It is a common problem for employers whether, faced with an employee’s incompetence or negligence, they should opt for a capability or conduct procedure and/or dismissal. Often, the behaviour in question overlaps both conduct and behaviour. The soundest advice is to cover both bases although, of course, in the case of a capability dismissal it is expected that a different kind of procedure with different expectations and support will be followed. An early EAT decision in Hotson v Wisbech Conservative Club made clear that an employer is not tied to the label he happens to put on particular facts, nor is he prevented from running the two as alternatives. However, it is clearly wise to ensure that both capability and conduct are considered at an early stage to ensure that no argument can be progressed that prejudice has been caused to an employee.

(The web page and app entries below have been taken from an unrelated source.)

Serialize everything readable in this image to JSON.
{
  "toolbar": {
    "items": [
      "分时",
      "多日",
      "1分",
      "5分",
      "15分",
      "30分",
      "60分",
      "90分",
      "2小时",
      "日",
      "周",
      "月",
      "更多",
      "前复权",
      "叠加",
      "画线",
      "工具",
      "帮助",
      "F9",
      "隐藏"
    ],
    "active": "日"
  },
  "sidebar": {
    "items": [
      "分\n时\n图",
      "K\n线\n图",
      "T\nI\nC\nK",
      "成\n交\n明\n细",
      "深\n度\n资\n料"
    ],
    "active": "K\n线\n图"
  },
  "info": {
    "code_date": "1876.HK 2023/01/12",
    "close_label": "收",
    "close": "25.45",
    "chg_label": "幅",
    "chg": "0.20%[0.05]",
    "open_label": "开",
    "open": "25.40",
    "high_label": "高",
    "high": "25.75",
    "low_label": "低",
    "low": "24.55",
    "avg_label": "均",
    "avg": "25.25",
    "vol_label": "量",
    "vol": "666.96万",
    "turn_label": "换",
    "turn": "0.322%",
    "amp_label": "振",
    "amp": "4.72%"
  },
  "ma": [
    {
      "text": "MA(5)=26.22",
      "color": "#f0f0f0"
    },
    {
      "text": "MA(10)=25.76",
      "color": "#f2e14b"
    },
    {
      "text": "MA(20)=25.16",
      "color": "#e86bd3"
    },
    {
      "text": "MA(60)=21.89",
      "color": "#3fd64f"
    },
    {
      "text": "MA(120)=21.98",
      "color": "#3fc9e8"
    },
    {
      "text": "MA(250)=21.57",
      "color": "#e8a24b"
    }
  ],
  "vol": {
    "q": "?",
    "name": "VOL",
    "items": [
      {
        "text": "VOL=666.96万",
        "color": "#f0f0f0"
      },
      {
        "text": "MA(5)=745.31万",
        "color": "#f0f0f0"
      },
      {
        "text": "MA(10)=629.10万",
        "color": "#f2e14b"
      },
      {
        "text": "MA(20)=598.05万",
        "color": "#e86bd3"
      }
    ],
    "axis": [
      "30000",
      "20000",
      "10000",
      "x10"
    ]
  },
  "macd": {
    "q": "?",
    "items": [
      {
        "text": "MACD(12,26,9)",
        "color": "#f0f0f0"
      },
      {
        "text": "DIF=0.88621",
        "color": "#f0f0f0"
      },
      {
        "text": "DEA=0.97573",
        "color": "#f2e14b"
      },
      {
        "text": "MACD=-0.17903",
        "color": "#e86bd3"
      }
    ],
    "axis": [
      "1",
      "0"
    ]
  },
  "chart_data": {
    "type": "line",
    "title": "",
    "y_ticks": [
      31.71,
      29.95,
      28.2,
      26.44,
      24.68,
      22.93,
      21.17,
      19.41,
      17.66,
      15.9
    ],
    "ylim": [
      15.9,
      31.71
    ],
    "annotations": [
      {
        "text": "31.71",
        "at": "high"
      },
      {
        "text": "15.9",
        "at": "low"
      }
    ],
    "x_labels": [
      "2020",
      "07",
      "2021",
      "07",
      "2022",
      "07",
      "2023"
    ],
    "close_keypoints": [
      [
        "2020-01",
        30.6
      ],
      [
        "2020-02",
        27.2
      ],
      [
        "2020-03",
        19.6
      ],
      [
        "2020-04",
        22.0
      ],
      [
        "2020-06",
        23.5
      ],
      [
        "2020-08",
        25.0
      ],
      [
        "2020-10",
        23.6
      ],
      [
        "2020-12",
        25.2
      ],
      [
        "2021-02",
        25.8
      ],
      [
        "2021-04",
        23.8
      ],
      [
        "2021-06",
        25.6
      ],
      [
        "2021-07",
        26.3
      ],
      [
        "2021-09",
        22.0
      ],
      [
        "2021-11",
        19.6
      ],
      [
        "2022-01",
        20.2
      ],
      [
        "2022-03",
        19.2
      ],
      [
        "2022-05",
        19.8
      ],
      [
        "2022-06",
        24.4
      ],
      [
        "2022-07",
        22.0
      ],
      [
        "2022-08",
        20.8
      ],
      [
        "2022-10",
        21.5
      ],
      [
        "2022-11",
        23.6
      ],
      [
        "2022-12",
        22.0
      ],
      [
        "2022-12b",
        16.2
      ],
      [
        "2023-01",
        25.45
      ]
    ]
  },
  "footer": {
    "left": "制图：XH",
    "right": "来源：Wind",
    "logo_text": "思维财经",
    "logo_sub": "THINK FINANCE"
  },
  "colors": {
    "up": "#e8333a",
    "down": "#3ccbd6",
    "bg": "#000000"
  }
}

In Screene v Seatwave Ltd, Seatwave was the victim of a large scale fraud and Mr Screene was the unfortunate financial controller who failed to detect the fraudulent transactions. Mr Screene was called to a disciplinary hearing to consider three allegations, the central one being that he "failed to identify or address large amounts of cash leaving the German bank account totalling to roughly 1.7m euros within several weeks". The next day Seatwave wrote to Mr Screene "to confirm the decision to summarily dismiss you on the grounds of Gross Misconduct". The letter continued: "you have been negligent in the completion of your duties as follows…an absolute failure to complete non UK bank reconciliations leading to significant financial losses for the company". It concluded: "your serious negligence in the performance of your duties…clearly justifies Summary Dismissal".

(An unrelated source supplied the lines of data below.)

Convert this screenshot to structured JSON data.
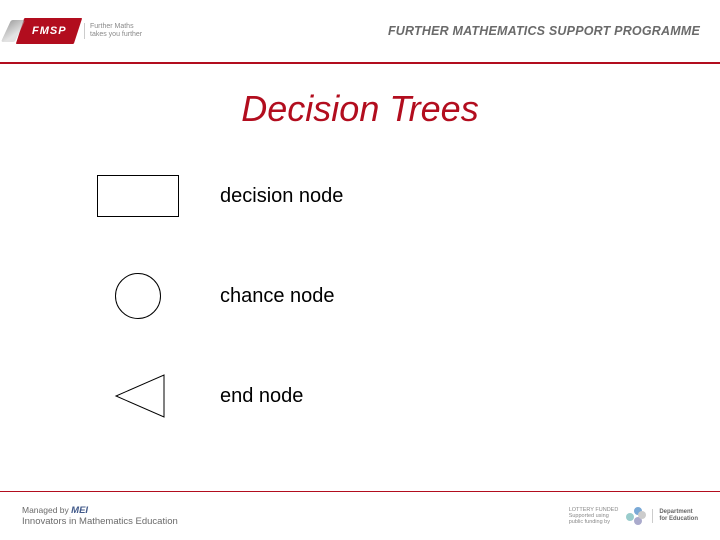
{
  "header": {
    "badge": "FMSP",
    "tagline": "Further Maths\ntakes you further",
    "programme": "FURTHER MATHEMATICS SUPPORT PROGRAMME"
  },
  "title": "Decision Trees",
  "legend": [
    {
      "label": "decision node"
    },
    {
      "label": "chance node"
    },
    {
      "label": "end node"
    }
  ],
  "footer": {
    "managed_line1": "Managed by ",
    "managed_mei": "MEI",
    "managed_line2": "Innovators in Mathematics Education",
    "lottery": "LOTTERY FUNDED\nSupported using\npublic funding by",
    "dfe": "Department\nfor Education"
  }
}
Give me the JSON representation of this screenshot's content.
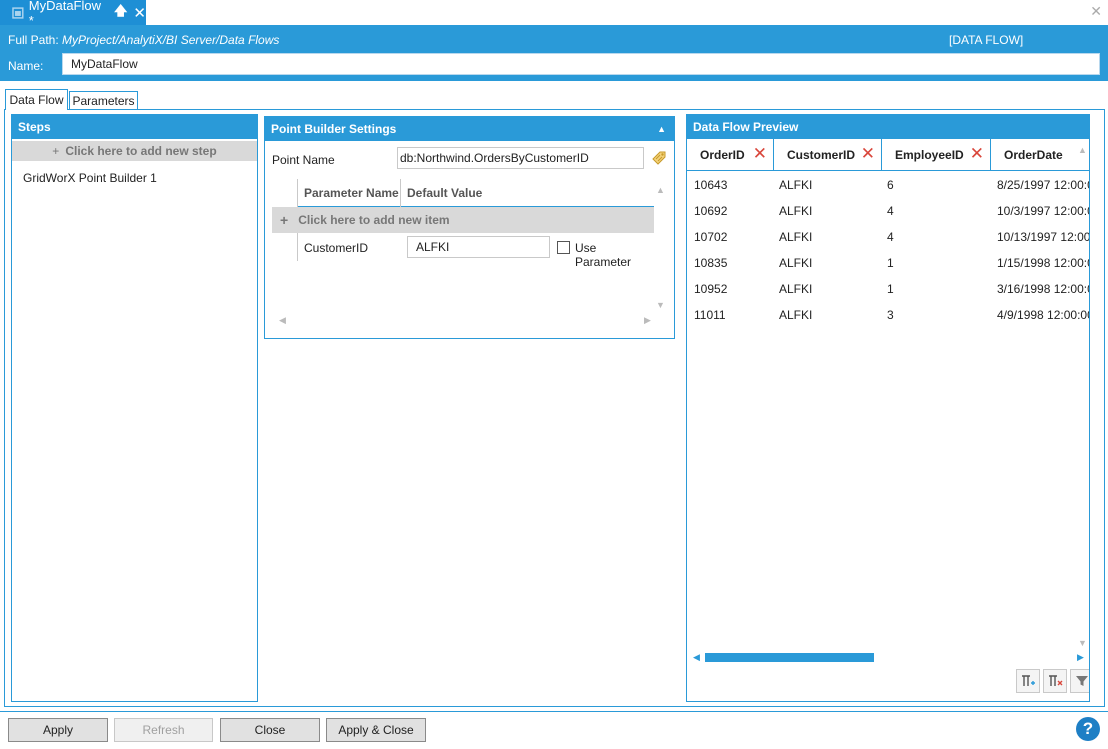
{
  "document_tab": {
    "title": "MyDataFlow *",
    "pin_glyph": "🡅",
    "close_glyph": "✕"
  },
  "window": {
    "close_glyph": "✕"
  },
  "header": {
    "fullpath_label": "Full Path:",
    "fullpath_value": "MyProject/AnalytiX/BI Server/Data Flows",
    "type_label": "[DATA FLOW]",
    "name_label": "Name:",
    "name_value": "MyDataFlow"
  },
  "tabs": [
    {
      "label": "Data Flow",
      "active": true
    },
    {
      "label": "Parameters",
      "active": false
    }
  ],
  "steps_panel": {
    "title": "Steps",
    "add_label": "Click here to add new step",
    "items": [
      "GridWorX Point Builder  1"
    ]
  },
  "point_builder": {
    "title": "Point Builder Settings",
    "collapse_glyph": "▲",
    "point_name_label": "Point Name",
    "point_name_value": "db:Northwind.OrdersByCustomerID",
    "columns": [
      "Parameter Name",
      "Default Value"
    ],
    "add_item_label": "Click here to add new item",
    "rows": [
      {
        "name": "CustomerID",
        "value": "ALFKI",
        "use_parameter_label": "Use Parameter",
        "use_parameter_checked": false
      }
    ]
  },
  "preview": {
    "title": "Data Flow Preview",
    "columns": [
      "OrderID",
      "CustomerID",
      "EmployeeID",
      "OrderDate"
    ],
    "rows": [
      [
        "10643",
        "ALFKI",
        "6",
        "8/25/1997 12:00:0"
      ],
      [
        "10692",
        "ALFKI",
        "4",
        "10/3/1997 12:00:0"
      ],
      [
        "10702",
        "ALFKI",
        "4",
        "10/13/1997 12:00"
      ],
      [
        "10835",
        "ALFKI",
        "1",
        "1/15/1998 12:00:0"
      ],
      [
        "10952",
        "ALFKI",
        "1",
        "3/16/1998 12:00:0"
      ],
      [
        "11011",
        "ALFKI",
        "3",
        "4/9/1998 12:00:00"
      ]
    ],
    "remove_glyph": "✕",
    "tools": [
      "column-add-icon",
      "column-remove-icon",
      "filter-icon"
    ]
  },
  "footer": {
    "apply": "Apply",
    "refresh": "Refresh",
    "close": "Close",
    "apply_close": "Apply & Close",
    "help_glyph": "?"
  },
  "colors": {
    "accent": "#2a9ad8",
    "remove": "#d9463b"
  }
}
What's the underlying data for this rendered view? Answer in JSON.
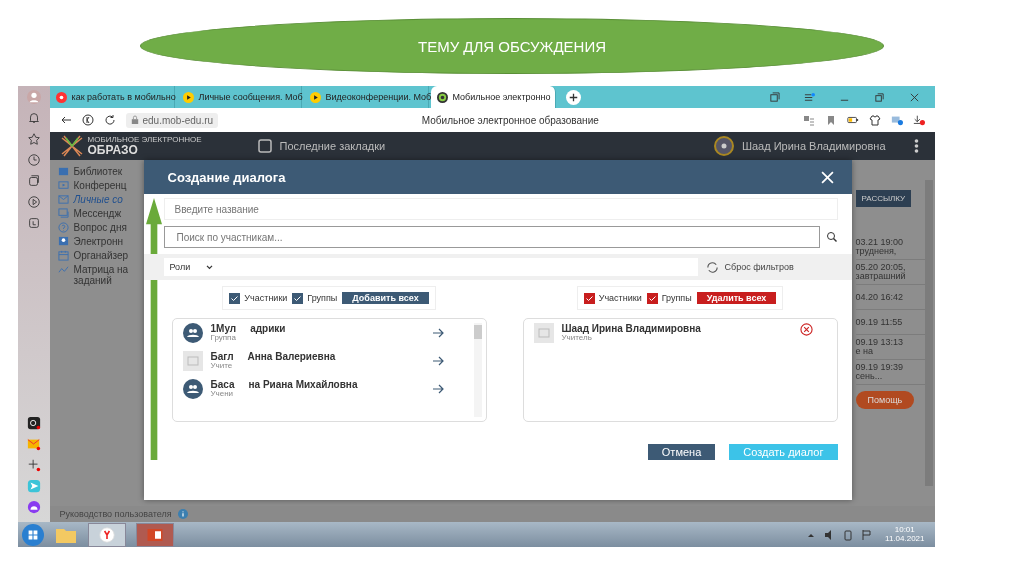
{
  "slide_title": "ТЕМУ ДЛЯ ОБСУЖДЕНИЯ",
  "browser": {
    "tabs": [
      {
        "label": "как работать в мобильно",
        "selected": false,
        "kind": "search"
      },
      {
        "label": "Личные сообщения. Моб",
        "selected": false,
        "kind": "video"
      },
      {
        "label": "Видеоконференции. Моб",
        "selected": false,
        "kind": "video"
      },
      {
        "label": "Мобильное электронно",
        "selected": true,
        "kind": "site"
      }
    ],
    "url": "edu.mob-edu.ru",
    "page_title": "Мобильное электронное образование"
  },
  "site": {
    "logo_top": "МОБИЛЬНОЕ ЭЛЕКТРОННОЕ",
    "logo_bottom": "ОБРАЗО",
    "bookmarks": "Последние закладки",
    "user": "Шаад Ирина Владимировна",
    "menu": [
      {
        "label": "Библиотек",
        "selected": false,
        "kind": "book"
      },
      {
        "label": "Конференц",
        "selected": false,
        "kind": "video"
      },
      {
        "label": "Личные со",
        "selected": true,
        "kind": "mail"
      },
      {
        "label": "Мессендж",
        "selected": false,
        "kind": "chat"
      },
      {
        "label": "Вопрос дня",
        "selected": false,
        "kind": "question"
      },
      {
        "label": "Электронн",
        "selected": false,
        "kind": "person"
      },
      {
        "label": "Органайзер",
        "selected": false,
        "kind": "calendar"
      },
      {
        "label": "Матрица на заданий",
        "selected": false,
        "kind": "chart"
      }
    ],
    "mailing_button": "РАССЫЛКУ",
    "messages": [
      {
        "date": "03.21 19:00",
        "text": "трудненя,"
      },
      {
        "date": "05.20 20:05,",
        "text": "завтрашний"
      },
      {
        "date": "04.20 16:42"
      },
      {
        "date": "09.19 11:55"
      },
      {
        "date": "09.19 13:13",
        "text": "е на"
      },
      {
        "date": "09.19 19:39",
        "text": "сень..."
      }
    ],
    "help_button": "Помощь",
    "guide": "Руководство пользователя"
  },
  "dialog": {
    "title": "Создание диалога",
    "name_placeholder": "Введите название",
    "search_placeholder": "Поиск по участникам...",
    "roles": "Роли",
    "reset": "Сброс фильтров",
    "left_filters": [
      {
        "label": "Участники",
        "checked": true
      },
      {
        "label": "Группы",
        "checked": true
      }
    ],
    "add_all": "Добавить всех",
    "right_filters": [
      {
        "label": "Участники",
        "checked": true
      },
      {
        "label": "Группы",
        "checked": true
      }
    ],
    "remove_all": "Удалить всех",
    "candidates": [
      {
        "name_parts": [
          "1Мул",
          "адрики"
        ],
        "role": "Группа",
        "kind": "group"
      },
      {
        "name_parts": [
          "Багл",
          "Анна Валериевна"
        ],
        "role": "Учите",
        "kind": "person"
      },
      {
        "name_parts": [
          "Баса",
          "на Риана Михайловна"
        ],
        "role": "Учени",
        "kind": "group"
      }
    ],
    "members": [
      {
        "name": "Шаад Ирина Владимировна",
        "role": "Учитель",
        "kind": "person"
      }
    ],
    "cancel": "Отмена",
    "create": "Создать диалог"
  },
  "taskbar": {
    "time": "10:01",
    "date": "11.04.2021"
  }
}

Mr Screene brought unfair dismissal proceedings. In its ET3 Seatwave contended that Mr Screene "was dismissed fairly in accordance with section 92(a) Employment Rights Act 1996 on the grounds of capability". The tribunal found that there had been a fair dismissal and that "the dismissal was due to both capability and conduct". Mr Screene appealed, contending that given that Seatwave had asserted that the reason for dismissal was "capability", the tribunal should not have found the dismissal to be fair on the basis of misconduct. In effect, the tribunal was substituting its own reason.
The EAT, relying on Hotson and also Sutton & Gates (Luton) Ltd v Boxall, found that the decision to dismiss, whether it was for conduct or capability, was grounded on the same set of facts, namely failure by Mr Screene to monitor the German bank account, with the result that a substantial fraud went undetected. There had been some shifting in the label but Seatwave had made clear, in its dismissal letter to Mr Screene, that it was relying on his misconduct. He had suffered no prejudice. Indeed, the tribunal had said: "[Mr Screene] did know clearly of the case against him in respect of the main allegation and the possible consequences and accepted this in evidence".

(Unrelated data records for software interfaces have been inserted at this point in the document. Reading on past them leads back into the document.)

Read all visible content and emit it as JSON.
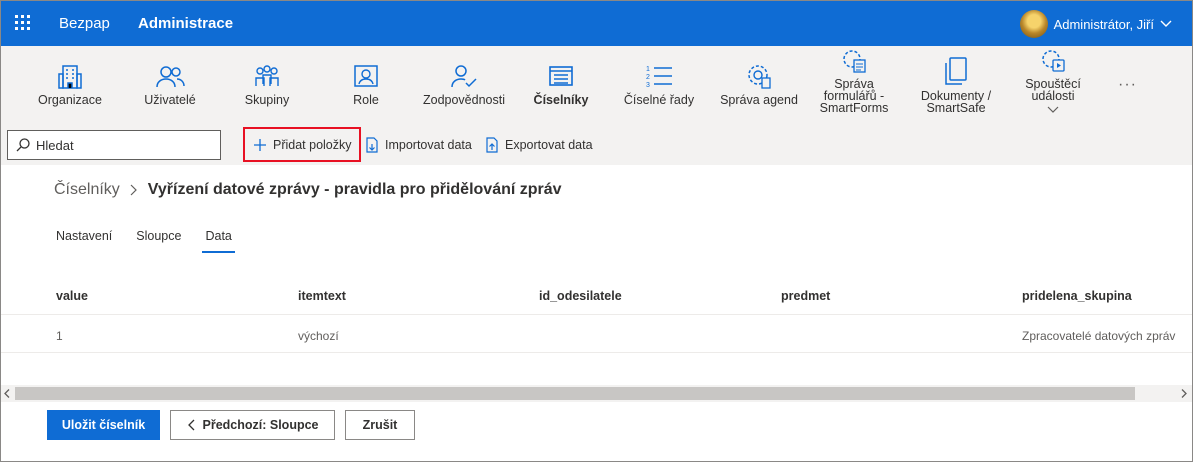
{
  "header": {
    "brand": "Bezpap",
    "app_title": "Administrace",
    "user_name": "Administrátor, Jiří"
  },
  "ribbon": {
    "items": [
      {
        "label": "Organizace",
        "icon": "building-icon"
      },
      {
        "label": "Uživatelé",
        "icon": "users-icon"
      },
      {
        "label": "Skupiny",
        "icon": "groups-icon"
      },
      {
        "label": "Role",
        "icon": "role-card-icon"
      },
      {
        "label": "Zodpovědnosti",
        "icon": "user-check-icon"
      },
      {
        "label": "Číselníky",
        "icon": "list-box-icon",
        "active": true
      },
      {
        "label": "Číselné řady",
        "icon": "numbered-list-icon"
      },
      {
        "label": "Správa agend",
        "icon": "gear-document-icon"
      },
      {
        "label": "Správa formulářů - SmartForms",
        "icon": "gear-form-icon"
      },
      {
        "label": "Dokumenty / SmartSafe",
        "icon": "documents-icon"
      },
      {
        "label": "Spouštěcí události",
        "icon": "gear-play-icon"
      }
    ],
    "more": "···"
  },
  "commands": {
    "search_placeholder": "Hledat",
    "add_items": "Přidat položky",
    "import": "Importovat data",
    "export": "Exportovat data"
  },
  "breadcrumb": {
    "parent": "Číselníky",
    "current": "Vyřízení datové zprávy - pravidla pro přidělování zpráv"
  },
  "tabs": [
    {
      "label": "Nastavení"
    },
    {
      "label": "Sloupce"
    },
    {
      "label": "Data",
      "active": true
    }
  ],
  "table": {
    "columns": [
      "value",
      "itemtext",
      "id_odesilatele",
      "predmet",
      "pridelena_skupina"
    ],
    "rows": [
      [
        "1",
        "výchozí",
        "",
        "",
        "Zpracovatelé datových zpráv"
      ]
    ]
  },
  "footer": {
    "save": "Uložit číselník",
    "previous": "Předchozí: Sloupce",
    "cancel": "Zrušit"
  },
  "colors": {
    "accent": "#0f6cd4",
    "highlight_border": "#e81123"
  }
}
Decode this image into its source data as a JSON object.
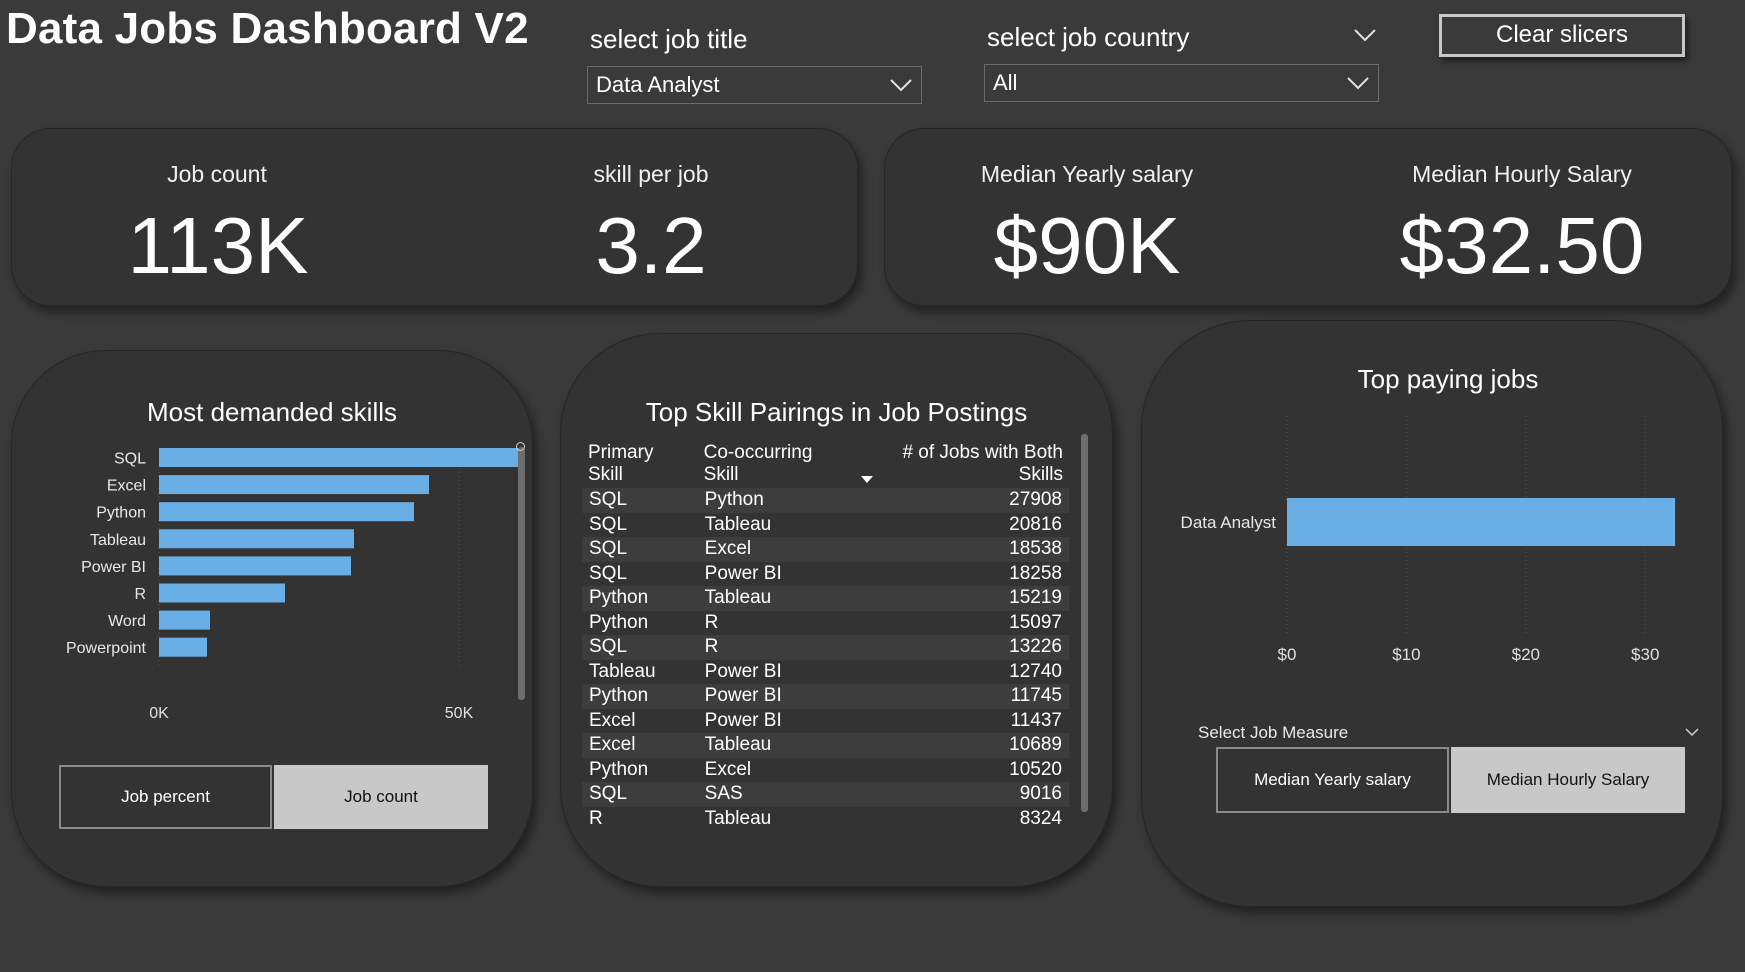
{
  "header": {
    "title": "Data Jobs Dashboard V2",
    "job_title_slicer": {
      "label": "select job title",
      "value": "Data Analyst"
    },
    "job_country_slicer": {
      "label": "select job country",
      "value": "All"
    },
    "clear_button": "Clear slicers"
  },
  "kpis": {
    "job_count": {
      "label": "Job count",
      "value": "113K"
    },
    "skill_per_job": {
      "label": "skill per job",
      "value": "3.2"
    },
    "median_yearly": {
      "label": "Median Yearly salary",
      "value": "$90K"
    },
    "median_hourly": {
      "label": "Median Hourly Salary",
      "value": "$32.50"
    }
  },
  "skills_panel": {
    "title": "Most demanded skills",
    "toggle": {
      "left": "Job percent",
      "right": "Job count",
      "active": "right"
    }
  },
  "pairs_panel": {
    "title": "Top Skill Pairings in Job Postings",
    "columns": [
      "Primary Skill",
      "Co-occurring Skill",
      "# of Jobs with Both Skills"
    ],
    "rows": [
      [
        "SQL",
        "Python",
        "27908"
      ],
      [
        "SQL",
        "Tableau",
        "20816"
      ],
      [
        "SQL",
        "Excel",
        "18538"
      ],
      [
        "SQL",
        "Power BI",
        "18258"
      ],
      [
        "Python",
        "Tableau",
        "15219"
      ],
      [
        "Python",
        "R",
        "15097"
      ],
      [
        "SQL",
        "R",
        "13226"
      ],
      [
        "Tableau",
        "Power BI",
        "12740"
      ],
      [
        "Python",
        "Power BI",
        "11745"
      ],
      [
        "Excel",
        "Power BI",
        "11437"
      ],
      [
        "Excel",
        "Tableau",
        "10689"
      ],
      [
        "Python",
        "Excel",
        "10520"
      ],
      [
        "SQL",
        "SAS",
        "9016"
      ],
      [
        "R",
        "Tableau",
        "8324"
      ]
    ]
  },
  "paying_panel": {
    "title": "Top paying jobs",
    "measure_label": "Select Job Measure",
    "measure_options": [
      "Median Yearly salary",
      "Median Hourly Salary"
    ],
    "measure_active": "Median Hourly Salary"
  },
  "chart_data": [
    {
      "type": "bar",
      "orientation": "horizontal",
      "title": "Most demanded skills",
      "categories": [
        "SQL",
        "Excel",
        "Python",
        "Tableau",
        "Power BI",
        "R",
        "Word",
        "Powerpoint"
      ],
      "values": [
        63000,
        45000,
        42500,
        32500,
        32000,
        21000,
        8500,
        8000
      ],
      "xlim": [
        0,
        60000
      ],
      "tick_labels": [
        "0K",
        "50K"
      ],
      "tick_values": [
        0,
        50000
      ],
      "color": "#6aaee6",
      "grid": true
    },
    {
      "type": "bar",
      "orientation": "horizontal",
      "title": "Top paying jobs",
      "categories": [
        "Data Analyst"
      ],
      "values": [
        32.5
      ],
      "xlim": [
        0,
        34
      ],
      "tick_labels": [
        "$0",
        "$10",
        "$20",
        "$30"
      ],
      "tick_values": [
        0,
        10,
        20,
        30
      ],
      "color": "#6aaee6",
      "grid": true
    }
  ]
}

Of course, this case turns on its facts and the employer did make clear in its letter calling Mr Screene to a hearing, and in its dismissal letter, the precise charge against him. It would have been hard for him to argue that he had been prejudiced by being constrained to answer the wrong charge. Other cases may not be quite so clear cut, however, and it remains good advice to ensure that both capability and conduct are covered where the behaviour in question straddles the two.